Tell me, what minor league prospect, even the most highly touted ones, get a press conference on his first day in camp? Tell me, what minor leaguer gets driven around the complex in a golf cart? Tell me, what minor leaguer gets mobbed by throngs of adoring fans? Tell me, what minor leaguer gets to speak to the team owner during BP?
There aren’t any. Especially for a guy who has never faced live pitching at any level of professional baseball. Unless you count the instructional fall league, where Tebow hit a scintillating .194.
The last time a player this insignificant to the opening day roster held a press conference, the New York Jets held one for a third string quarter… oh wait…that was Tebow too.
When asked about his goal to getting to the Major League’s Tebow had this to say:
“[The majors] is not just the ultimate goal. The ultimate goal is to be able to enjoy it every day, and I can honestly say I’ve had so much fun training, pursuing it and getting hits, striking out, whatever.”
That is a big change from where Tebow was back in the fall when he was trying to convince teams that he had what it takes to be a Major League level ballplayer. Now he’s just happy to be there.

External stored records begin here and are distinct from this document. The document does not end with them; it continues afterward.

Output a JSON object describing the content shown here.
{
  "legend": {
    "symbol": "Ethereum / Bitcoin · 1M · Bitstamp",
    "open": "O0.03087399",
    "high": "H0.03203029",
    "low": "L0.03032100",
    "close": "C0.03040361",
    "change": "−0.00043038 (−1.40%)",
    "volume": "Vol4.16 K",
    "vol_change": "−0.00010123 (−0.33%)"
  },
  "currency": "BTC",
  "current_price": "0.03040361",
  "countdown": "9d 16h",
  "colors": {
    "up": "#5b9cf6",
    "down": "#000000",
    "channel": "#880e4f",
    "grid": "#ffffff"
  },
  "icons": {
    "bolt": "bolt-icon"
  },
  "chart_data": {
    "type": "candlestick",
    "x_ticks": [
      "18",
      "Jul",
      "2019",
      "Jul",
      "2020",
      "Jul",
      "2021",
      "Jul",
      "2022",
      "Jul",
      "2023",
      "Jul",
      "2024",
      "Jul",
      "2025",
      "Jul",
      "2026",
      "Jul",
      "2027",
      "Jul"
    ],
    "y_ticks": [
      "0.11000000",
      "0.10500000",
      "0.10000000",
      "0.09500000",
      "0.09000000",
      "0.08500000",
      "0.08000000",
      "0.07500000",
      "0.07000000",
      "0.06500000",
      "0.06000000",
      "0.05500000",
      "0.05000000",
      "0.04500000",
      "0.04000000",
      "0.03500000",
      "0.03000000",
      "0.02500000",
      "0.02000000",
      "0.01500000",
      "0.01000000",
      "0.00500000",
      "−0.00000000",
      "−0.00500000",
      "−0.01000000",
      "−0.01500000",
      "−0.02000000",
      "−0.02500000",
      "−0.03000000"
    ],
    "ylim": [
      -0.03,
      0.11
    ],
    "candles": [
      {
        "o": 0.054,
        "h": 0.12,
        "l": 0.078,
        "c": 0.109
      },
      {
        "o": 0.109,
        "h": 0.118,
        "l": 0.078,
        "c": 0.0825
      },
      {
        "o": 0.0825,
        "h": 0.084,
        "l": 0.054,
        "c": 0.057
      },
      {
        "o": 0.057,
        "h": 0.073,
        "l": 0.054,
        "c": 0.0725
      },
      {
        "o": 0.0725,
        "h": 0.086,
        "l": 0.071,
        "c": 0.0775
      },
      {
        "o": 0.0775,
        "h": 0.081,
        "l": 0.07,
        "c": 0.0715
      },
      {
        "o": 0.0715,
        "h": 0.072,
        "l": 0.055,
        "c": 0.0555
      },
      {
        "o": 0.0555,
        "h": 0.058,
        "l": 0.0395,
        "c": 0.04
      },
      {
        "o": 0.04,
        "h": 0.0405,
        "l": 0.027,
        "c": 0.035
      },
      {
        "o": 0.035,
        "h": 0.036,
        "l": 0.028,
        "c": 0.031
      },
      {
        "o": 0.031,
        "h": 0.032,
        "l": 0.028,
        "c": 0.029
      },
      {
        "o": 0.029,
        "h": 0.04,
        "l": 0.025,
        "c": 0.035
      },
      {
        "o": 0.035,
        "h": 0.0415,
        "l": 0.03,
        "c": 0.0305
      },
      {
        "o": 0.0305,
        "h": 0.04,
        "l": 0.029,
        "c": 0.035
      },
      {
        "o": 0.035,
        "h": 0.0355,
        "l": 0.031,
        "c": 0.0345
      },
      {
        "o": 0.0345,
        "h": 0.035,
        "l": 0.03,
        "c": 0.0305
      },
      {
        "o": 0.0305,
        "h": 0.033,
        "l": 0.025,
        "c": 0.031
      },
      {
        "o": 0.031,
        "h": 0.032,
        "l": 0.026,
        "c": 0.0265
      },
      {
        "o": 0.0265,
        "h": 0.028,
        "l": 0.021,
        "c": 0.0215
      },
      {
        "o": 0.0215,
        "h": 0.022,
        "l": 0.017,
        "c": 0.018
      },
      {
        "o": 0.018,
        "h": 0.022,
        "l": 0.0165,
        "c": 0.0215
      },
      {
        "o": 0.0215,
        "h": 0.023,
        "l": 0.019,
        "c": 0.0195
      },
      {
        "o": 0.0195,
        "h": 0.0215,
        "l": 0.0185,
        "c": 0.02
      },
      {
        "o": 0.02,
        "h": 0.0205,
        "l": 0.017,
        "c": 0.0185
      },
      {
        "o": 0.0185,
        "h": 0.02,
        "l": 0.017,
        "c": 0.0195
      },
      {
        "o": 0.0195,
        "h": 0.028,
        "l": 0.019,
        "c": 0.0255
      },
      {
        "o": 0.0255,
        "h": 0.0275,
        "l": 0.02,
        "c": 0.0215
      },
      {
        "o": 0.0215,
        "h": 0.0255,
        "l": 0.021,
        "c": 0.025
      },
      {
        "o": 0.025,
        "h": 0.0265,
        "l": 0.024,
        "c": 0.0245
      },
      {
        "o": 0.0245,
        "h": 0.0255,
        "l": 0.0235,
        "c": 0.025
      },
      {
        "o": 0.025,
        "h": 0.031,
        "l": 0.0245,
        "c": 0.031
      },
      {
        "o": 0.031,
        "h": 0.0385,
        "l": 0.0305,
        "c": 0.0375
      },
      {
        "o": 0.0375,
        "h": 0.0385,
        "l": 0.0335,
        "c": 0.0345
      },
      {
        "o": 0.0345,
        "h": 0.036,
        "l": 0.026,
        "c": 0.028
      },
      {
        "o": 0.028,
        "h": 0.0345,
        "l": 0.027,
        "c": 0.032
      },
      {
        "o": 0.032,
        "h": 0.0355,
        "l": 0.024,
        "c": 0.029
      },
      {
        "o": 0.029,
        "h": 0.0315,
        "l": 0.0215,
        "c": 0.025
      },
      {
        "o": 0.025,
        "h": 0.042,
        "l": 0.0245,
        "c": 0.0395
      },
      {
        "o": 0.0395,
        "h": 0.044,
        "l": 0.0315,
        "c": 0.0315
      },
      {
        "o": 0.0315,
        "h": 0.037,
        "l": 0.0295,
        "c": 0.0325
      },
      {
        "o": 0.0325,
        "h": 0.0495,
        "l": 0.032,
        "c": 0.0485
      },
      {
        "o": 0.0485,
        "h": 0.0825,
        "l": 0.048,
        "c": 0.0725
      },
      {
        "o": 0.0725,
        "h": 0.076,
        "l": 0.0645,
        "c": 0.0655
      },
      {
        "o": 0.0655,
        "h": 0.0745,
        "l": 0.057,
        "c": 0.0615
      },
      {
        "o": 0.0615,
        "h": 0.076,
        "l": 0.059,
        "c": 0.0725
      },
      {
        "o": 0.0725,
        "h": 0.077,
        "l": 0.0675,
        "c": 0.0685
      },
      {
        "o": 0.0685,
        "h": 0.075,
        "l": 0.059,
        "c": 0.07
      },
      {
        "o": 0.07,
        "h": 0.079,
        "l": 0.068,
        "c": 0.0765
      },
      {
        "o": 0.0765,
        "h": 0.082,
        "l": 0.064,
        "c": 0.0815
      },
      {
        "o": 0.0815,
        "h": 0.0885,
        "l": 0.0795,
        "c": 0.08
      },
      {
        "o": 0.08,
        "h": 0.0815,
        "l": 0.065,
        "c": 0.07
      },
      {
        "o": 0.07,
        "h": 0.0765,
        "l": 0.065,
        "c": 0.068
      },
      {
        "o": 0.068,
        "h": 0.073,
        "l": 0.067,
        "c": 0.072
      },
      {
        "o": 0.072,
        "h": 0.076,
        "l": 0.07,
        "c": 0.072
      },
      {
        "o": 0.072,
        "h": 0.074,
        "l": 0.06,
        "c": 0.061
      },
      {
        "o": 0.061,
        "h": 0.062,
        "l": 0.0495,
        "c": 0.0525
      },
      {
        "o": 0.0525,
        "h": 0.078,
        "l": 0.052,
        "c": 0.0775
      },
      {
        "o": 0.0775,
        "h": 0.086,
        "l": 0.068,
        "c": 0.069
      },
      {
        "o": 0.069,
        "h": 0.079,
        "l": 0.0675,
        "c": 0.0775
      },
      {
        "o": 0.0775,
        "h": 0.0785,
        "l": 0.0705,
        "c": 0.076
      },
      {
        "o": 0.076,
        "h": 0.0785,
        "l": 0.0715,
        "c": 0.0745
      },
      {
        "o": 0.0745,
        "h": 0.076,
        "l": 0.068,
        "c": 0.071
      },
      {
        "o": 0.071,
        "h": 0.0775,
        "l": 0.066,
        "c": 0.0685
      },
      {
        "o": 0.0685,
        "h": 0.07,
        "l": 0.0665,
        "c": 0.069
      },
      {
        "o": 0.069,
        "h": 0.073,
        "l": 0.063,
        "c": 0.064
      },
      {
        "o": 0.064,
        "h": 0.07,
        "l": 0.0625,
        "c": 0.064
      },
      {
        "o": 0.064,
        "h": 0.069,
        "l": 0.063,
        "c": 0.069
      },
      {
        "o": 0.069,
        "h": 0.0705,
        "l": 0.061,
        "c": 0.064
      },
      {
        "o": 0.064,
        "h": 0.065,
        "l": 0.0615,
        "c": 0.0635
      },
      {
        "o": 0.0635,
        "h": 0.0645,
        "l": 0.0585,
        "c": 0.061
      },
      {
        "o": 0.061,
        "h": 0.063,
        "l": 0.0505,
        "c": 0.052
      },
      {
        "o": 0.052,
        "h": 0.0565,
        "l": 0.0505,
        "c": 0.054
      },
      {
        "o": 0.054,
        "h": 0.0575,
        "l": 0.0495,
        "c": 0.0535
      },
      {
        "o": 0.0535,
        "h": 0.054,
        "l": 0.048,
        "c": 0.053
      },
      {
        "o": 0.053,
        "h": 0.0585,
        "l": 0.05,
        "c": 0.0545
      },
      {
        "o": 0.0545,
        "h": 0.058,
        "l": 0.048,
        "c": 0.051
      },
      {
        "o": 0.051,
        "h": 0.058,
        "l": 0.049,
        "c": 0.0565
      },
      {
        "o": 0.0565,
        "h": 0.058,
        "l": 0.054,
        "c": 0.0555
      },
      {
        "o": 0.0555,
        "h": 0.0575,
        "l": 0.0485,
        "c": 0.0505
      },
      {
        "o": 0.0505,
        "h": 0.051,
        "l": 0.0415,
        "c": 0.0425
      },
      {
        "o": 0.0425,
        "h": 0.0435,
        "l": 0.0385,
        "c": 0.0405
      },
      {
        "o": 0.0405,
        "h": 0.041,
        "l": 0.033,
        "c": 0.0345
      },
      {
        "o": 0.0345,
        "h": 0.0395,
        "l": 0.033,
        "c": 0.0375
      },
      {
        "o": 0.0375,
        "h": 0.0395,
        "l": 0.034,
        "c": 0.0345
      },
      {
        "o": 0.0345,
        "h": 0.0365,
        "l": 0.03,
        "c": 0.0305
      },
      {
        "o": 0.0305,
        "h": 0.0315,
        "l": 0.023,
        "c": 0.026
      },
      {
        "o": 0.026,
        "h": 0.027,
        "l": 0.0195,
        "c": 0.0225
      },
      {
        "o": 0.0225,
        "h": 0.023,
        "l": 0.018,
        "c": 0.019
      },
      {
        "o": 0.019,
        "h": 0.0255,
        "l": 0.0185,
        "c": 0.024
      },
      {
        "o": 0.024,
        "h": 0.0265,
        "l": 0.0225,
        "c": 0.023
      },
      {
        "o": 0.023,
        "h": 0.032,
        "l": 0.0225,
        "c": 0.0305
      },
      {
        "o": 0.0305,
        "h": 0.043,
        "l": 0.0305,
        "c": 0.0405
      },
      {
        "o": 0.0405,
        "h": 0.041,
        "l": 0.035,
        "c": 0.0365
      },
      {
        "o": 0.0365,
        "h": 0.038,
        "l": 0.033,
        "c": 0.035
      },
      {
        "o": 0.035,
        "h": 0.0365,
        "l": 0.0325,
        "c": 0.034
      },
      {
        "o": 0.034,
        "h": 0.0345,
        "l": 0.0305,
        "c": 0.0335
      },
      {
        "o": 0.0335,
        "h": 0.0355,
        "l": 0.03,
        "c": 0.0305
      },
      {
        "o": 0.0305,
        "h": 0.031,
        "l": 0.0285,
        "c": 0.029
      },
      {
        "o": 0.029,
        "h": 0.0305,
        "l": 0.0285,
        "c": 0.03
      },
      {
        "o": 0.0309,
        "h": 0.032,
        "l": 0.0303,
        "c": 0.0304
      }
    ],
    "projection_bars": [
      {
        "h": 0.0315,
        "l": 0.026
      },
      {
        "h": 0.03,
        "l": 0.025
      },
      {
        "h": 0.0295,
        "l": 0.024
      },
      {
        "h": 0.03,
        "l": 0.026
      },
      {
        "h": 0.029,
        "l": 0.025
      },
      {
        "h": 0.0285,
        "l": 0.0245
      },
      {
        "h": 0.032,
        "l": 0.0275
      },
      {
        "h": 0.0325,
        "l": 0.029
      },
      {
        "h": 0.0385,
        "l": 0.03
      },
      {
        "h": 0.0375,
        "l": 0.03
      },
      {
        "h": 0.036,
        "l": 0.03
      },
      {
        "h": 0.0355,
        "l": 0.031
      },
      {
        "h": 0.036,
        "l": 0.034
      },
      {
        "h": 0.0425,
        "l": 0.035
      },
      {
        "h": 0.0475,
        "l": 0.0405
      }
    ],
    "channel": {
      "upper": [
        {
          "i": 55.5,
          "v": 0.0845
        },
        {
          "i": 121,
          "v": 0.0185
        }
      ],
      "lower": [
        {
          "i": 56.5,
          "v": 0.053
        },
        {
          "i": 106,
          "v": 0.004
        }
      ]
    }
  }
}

If that is the case, then what is the point to all of this? T-shirt sales?
This is the show that the Mets invested in when they signed Tebow back in September. As a man, by all accounts, Tebow is an excellent role model; one we wish was more prevalent in today’s sports. On the other hand, as an athlete, Tebow has always been a complete and total enigma and exhibitionist.
Tebow teases us with his raw athletic ability, and then baffles us with his lack of fundamentals. When Tebow was the quarterback of the Denver Broncos he was not an accurate passer, but his grit and determination, combined with the fact that he had the ability to drop a dime to a wide receiver made football junkies salivate.
He’s doing the same here with the Mets. Just the other day he crushed nine home runs on 40 swings in batting practice. The guy has pop, but in game situations, Tebow proven already he’s too raw to be a MiLB outfielder, and not discipline at the plate enough to hit even the best of minor league pitching.
Is Tebow a distraction? The answer is no, as long as the Mets don’t allow him to become one. However, the New York Post reported that team officials are open to the idea of playing Tebow in Grapefruit League action. And already Mets captain David Wright is answering questions on Tebow.
“If he comes over we will do everything we can to welcome him with open arms and do anything we can to help him out or answering questions if he has any. The guy is a tremendous athlete,” Wright said.
Oh no, too late! Please Mets, don’t do it. Stop now!
Spring Training is supposed to be a time to hone skills and get ready for the season. It is not a time for sideshow events in order to put butts in the seats in Spring Training. (Sue me, I’m idealistic).
This is a team with championship aspirations; they should be able to bypass the media blitz that comes with Tebow fairly well. By April this will be a non-story after Tebow is cut, but for the sake of allowing serious minor league prospects see more time on the field in Spring Training, the Mets should dump Tebowmania as soon as possible.